### Exercise goal
Each entry needs to be given again, character for character.

### Records provided
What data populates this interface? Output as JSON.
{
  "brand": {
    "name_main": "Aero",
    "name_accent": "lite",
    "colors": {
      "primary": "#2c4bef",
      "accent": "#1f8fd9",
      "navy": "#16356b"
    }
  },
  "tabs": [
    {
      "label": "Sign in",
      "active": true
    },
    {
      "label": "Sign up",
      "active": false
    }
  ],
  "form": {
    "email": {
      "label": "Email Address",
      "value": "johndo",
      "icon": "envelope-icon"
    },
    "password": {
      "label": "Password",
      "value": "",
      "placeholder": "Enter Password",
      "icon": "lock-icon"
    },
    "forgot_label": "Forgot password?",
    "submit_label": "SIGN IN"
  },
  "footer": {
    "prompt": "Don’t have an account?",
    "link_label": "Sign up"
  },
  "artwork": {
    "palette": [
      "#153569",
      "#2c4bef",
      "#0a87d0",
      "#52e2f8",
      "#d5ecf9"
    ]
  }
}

### Solution
What data populates this interface? Output as JSON.
{
  "brand": {
    "name_main": "Aero",
    "name_accent": "lite",
    "colors": {
      "primary": "#2c4bef",
      "accent": "#1f8fd9",
      "navy": "#16356b"
    }
  },
  "tabs": [
    {
      "label": "Sign in",
      "active": true
    },
    {
      "label": "Sign up",
      "active": false
    }
  ],
  "form": {
    "email": {
      "label": "Email Address",
      "value": "johndo",
      "icon": "envelope-icon"
    },
    "password": {
      "label": "Password",
      "value": "",
      "placeholder": "Enter Password",
      "icon": "lock-icon"
    },
    "forgot_label": "Forgot password?",
    "submit_label": "SIGN IN"
  },
  "footer": {
    "prompt": "Don’t have an account?",
    "link_label": "Sign up"
  },
  "artwork": {
    "palette": [
      "#153569",
      "#2c4bef",
      "#0a87d0",
      "#52e2f8",
      "#d5ecf9"
    ]
  }
}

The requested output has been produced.